** What the task requires **
Output the records that follow, keeping every line exactly as it is.

(Data records)
'''
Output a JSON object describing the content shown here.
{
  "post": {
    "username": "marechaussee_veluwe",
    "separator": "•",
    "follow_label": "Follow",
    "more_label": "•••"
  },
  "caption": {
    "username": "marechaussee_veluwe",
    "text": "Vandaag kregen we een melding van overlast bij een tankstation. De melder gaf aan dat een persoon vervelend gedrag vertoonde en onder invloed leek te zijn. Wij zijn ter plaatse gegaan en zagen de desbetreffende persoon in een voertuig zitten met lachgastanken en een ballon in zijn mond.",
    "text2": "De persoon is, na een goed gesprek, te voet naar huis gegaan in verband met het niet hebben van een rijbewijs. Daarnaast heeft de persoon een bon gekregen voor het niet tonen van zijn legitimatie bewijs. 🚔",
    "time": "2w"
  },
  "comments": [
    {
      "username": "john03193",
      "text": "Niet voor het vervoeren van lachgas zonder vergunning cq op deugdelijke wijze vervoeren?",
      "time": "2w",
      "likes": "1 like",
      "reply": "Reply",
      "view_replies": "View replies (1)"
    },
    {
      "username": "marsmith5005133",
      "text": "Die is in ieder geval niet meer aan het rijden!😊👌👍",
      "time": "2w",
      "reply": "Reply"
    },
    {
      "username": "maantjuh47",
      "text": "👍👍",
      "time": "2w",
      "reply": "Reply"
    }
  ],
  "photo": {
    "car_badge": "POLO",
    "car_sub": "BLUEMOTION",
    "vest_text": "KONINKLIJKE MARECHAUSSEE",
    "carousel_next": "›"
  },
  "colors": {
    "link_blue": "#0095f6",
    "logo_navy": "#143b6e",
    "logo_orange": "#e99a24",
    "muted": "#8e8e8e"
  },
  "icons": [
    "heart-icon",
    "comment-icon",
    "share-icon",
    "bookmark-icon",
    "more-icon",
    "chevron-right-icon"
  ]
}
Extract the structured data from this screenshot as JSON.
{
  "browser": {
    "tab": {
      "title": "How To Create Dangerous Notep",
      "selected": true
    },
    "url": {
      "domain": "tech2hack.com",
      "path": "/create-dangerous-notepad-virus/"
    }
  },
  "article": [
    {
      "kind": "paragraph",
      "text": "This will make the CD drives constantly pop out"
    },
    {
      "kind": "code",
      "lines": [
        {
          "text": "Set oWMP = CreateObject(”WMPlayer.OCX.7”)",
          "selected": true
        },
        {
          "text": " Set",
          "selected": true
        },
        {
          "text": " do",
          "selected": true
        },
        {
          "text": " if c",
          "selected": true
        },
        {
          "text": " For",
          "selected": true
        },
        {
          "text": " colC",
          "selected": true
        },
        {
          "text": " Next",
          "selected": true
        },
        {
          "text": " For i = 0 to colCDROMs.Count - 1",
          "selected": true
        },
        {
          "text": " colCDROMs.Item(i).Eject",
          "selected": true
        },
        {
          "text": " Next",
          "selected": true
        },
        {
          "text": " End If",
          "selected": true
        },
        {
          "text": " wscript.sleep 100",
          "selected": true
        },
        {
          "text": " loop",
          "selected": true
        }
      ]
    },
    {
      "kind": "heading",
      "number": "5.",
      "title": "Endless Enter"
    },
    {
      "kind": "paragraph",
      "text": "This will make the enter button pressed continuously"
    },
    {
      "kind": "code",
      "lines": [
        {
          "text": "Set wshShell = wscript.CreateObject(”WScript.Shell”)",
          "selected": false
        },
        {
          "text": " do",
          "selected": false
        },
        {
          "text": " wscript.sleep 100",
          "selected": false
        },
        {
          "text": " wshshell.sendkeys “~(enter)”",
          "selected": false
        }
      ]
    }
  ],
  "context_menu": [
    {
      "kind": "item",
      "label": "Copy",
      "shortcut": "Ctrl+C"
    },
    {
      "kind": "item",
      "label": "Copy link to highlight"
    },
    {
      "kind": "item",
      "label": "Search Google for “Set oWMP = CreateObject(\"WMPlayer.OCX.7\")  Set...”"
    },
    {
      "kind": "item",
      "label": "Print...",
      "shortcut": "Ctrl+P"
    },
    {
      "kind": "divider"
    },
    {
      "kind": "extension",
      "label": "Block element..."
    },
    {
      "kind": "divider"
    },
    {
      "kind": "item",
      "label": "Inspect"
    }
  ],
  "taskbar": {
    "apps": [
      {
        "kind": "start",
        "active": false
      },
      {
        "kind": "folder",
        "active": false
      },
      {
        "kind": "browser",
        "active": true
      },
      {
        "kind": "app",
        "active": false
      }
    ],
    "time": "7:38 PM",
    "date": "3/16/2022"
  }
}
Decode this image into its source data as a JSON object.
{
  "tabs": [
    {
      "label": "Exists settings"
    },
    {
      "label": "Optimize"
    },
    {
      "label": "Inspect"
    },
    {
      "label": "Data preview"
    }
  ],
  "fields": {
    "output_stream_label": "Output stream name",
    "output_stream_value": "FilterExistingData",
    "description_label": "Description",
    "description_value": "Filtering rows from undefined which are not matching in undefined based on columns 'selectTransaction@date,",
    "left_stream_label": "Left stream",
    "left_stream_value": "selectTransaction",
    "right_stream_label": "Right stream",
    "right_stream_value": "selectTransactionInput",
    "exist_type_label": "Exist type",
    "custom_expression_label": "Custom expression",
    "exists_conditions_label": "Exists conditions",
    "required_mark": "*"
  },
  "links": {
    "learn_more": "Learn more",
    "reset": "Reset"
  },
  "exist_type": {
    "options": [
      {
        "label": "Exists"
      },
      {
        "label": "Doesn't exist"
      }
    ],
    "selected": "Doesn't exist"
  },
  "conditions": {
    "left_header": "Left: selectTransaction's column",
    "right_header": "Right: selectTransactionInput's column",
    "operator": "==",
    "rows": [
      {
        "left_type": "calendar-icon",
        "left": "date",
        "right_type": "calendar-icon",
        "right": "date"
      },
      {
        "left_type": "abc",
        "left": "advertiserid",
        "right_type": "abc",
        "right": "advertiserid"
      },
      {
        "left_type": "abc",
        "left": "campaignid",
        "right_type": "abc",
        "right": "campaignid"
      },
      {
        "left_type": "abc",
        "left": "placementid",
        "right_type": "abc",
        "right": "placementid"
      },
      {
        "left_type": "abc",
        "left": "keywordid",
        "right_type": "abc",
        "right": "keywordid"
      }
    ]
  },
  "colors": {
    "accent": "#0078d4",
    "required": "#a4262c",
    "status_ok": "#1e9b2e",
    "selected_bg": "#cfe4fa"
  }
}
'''
** Expected output **
Output a JSON object describing the content shown here.
{
  "post": {
    "username": "marechaussee_veluwe",
    "separator": "•",
    "follow_label": "Follow",
    "more_label": "•••"
  },
  "caption": {
    "username": "marechaussee_veluwe",
    "text": "Vandaag kregen we een melding van overlast bij een tankstation. De melder gaf aan dat een persoon vervelend gedrag vertoonde en onder invloed leek te zijn. Wij zijn ter plaatse gegaan en zagen de desbetreffende persoon in een voertuig zitten met lachgastanken en een ballon in zijn mond.",
    "text2": "De persoon is, na een goed gesprek, te voet naar huis gegaan in verband met het niet hebben van een rijbewijs. Daarnaast heeft de persoon een bon gekregen voor het niet tonen van zijn legitimatie bewijs. 🚔",
    "time": "2w"
  },
  "comments": [
    {
      "username": "john03193",
      "text": "Niet voor het vervoeren van lachgas zonder vergunning cq op deugdelijke wijze vervoeren?",
      "time": "2w",
      "likes": "1 like",
      "reply": "Reply",
      "view_replies": "View replies (1)"
    },
    {
      "username": "marsmith5005133",
      "text": "Die is in ieder geval niet meer aan het rijden!😊👌👍",
      "time": "2w",
      "reply": "Reply"
    },
    {
      "username": "maantjuh47",
      "text": "👍👍",
      "time": "2w",
      "reply": "Reply"
    }
  ],
  "photo": {
    "car_badge": "POLO",
    "car_sub": "BLUEMOTION",
    "vest_text": "KONINKLIJKE MARECHAUSSEE",
    "carousel_next": "›"
  },
  "colors": {
    "link_blue": "#0095f6",
    "logo_navy": "#143b6e",
    "logo_orange": "#e99a24",
    "muted": "#8e8e8e"
  },
  "icons": [
    "heart-icon",
    "comment-icon",
    "share-icon",
    "bookmark-icon",
    "more-icon",
    "chevron-right-icon"
  ]
}
Extract the structured data from this screenshot as JSON.
{
  "browser": {
    "tab": {
      "title": "How To Create Dangerous Notep",
      "selected": true
    },
    "url": {
      "domain": "tech2hack.com",
      "path": "/create-dangerous-notepad-virus/"
    }
  },
  "article": [
    {
      "kind": "paragraph",
      "text": "This will make the CD drives constantly pop out"
    },
    {
      "kind": "code",
      "lines": [
        {
          "text": "Set oWMP = CreateObject(”WMPlayer.OCX.7”)",
          "selected": true
        },
        {
          "text": " Set",
          "selected": true
        },
        {
          "text": " do",
          "selected": true
        },
        {
          "text": " if c",
          "selected": true
        },
        {
          "text": " For",
          "selected": true
        },
        {
          "text": " colC",
          "selected": true
        },
        {
          "text": " Next",
          "selected": true
        },
        {
          "text": " For i = 0 to colCDROMs.Count - 1",
          "selected": true
        },
        {
          "text": " colCDROMs.Item(i).Eject",
          "selected": true
        },
        {
          "text": " Next",
          "selected": true
        },
        {
          "text": " End If",
          "selected": true
        },
        {
          "text": " wscript.sleep 100",
          "selected": true
        },
        {
          "text": " loop",
          "selected": true
        }
      ]
    },
    {
      "kind": "heading",
      "number": "5.",
      "title": "Endless Enter"
    },
    {
      "kind": "paragraph",
      "text": "This will make the enter button pressed continuously"
    },
    {
      "kind": "code",
      "lines": [
        {
          "text": "Set wshShell = wscript.CreateObject(”WScript.Shell”)",
          "selected": false
        },
        {
          "text": " do",
          "selected": false
        },
        {
          "text": " wscript.sleep 100",
          "selected": false
        },
        {
          "text": " wshshell.sendkeys “~(enter)”",
          "selected": false
        }
      ]
    }
  ],
  "context_menu": [
    {
      "kind": "item",
      "label": "Copy",
      "shortcut": "Ctrl+C"
    },
    {
      "kind": "item",
      "label": "Copy link to highlight"
    },
    {
      "kind": "item",
      "label": "Search Google for “Set oWMP = CreateObject(\"WMPlayer.OCX.7\")  Set...”"
    },
    {
      "kind": "item",
      "label": "Print...",
      "shortcut": "Ctrl+P"
    },
    {
      "kind": "divider"
    },
    {
      "kind": "extension",
      "label": "Block element..."
    },
    {
      "kind": "divider"
    },
    {
      "kind": "item",
      "label": "Inspect"
    }
  ],
  "taskbar": {
    "apps": [
      {
        "kind": "start",
        "active": false
      },
      {
        "kind": "folder",
        "active": false
      },
      {
        "kind": "browser",
        "active": true
      },
      {
        "kind": "app",
        "active": false
      }
    ],
    "time": "7:38 PM",
    "date": "3/16/2022"
  }
}
Decode this image into its source data as a JSON object.
{
  "tabs": [
    {
      "label": "Exists settings"
    },
    {
      "label": "Optimize"
    },
    {
      "label": "Inspect"
    },
    {
      "label": "Data preview"
    }
  ],
  "fields": {
    "output_stream_label": "Output stream name",
    "output_stream_value": "FilterExistingData",
    "description_label": "Description",
    "description_value": "Filtering rows from undefined which are not matching in undefined based on columns 'selectTransaction@date,",
    "left_stream_label": "Left stream",
    "left_stream_value": "selectTransaction",
    "right_stream_label": "Right stream",
    "right_stream_value": "selectTransactionInput",
    "exist_type_label": "Exist type",
    "custom_expression_label": "Custom expression",
    "exists_conditions_label": "Exists conditions",
    "required_mark": "*"
  },
  "links": {
    "learn_more": "Learn more",
    "reset": "Reset"
  },
  "exist_type": {
    "options": [
      {
        "label": "Exists"
      },
      {
        "label": "Doesn't exist"
      }
    ],
    "selected": "Doesn't exist"
  },
  "conditions": {
    "left_header": "Left: selectTransaction's column",
    "right_header": "Right: selectTransactionInput's column",
    "operator": "==",
    "rows": [
      {
        "left_type": "calendar-icon",
        "left": "date",
        "right_type": "calendar-icon",
        "right": "date"
      },
      {
        "left_type": "abc",
        "left": "advertiserid",
        "right_type": "abc",
        "right": "advertiserid"
      },
      {
        "left_type": "abc",
        "left": "campaignid",
        "right_type": "abc",
        "right": "campaignid"
      },
      {
        "left_type": "abc",
        "left": "placementid",
        "right_type": "abc",
        "right": "placementid"
      },
      {
        "left_type": "abc",
        "left": "keywordid",
        "right_type": "abc",
        "right": "keywordid"
      }
    ]
  },
  "colors": {
    "accent": "#0078d4",
    "required": "#a4262c",
    "status_ok": "#1e9b2e",
    "selected_bg": "#cfe4fa"
  }
}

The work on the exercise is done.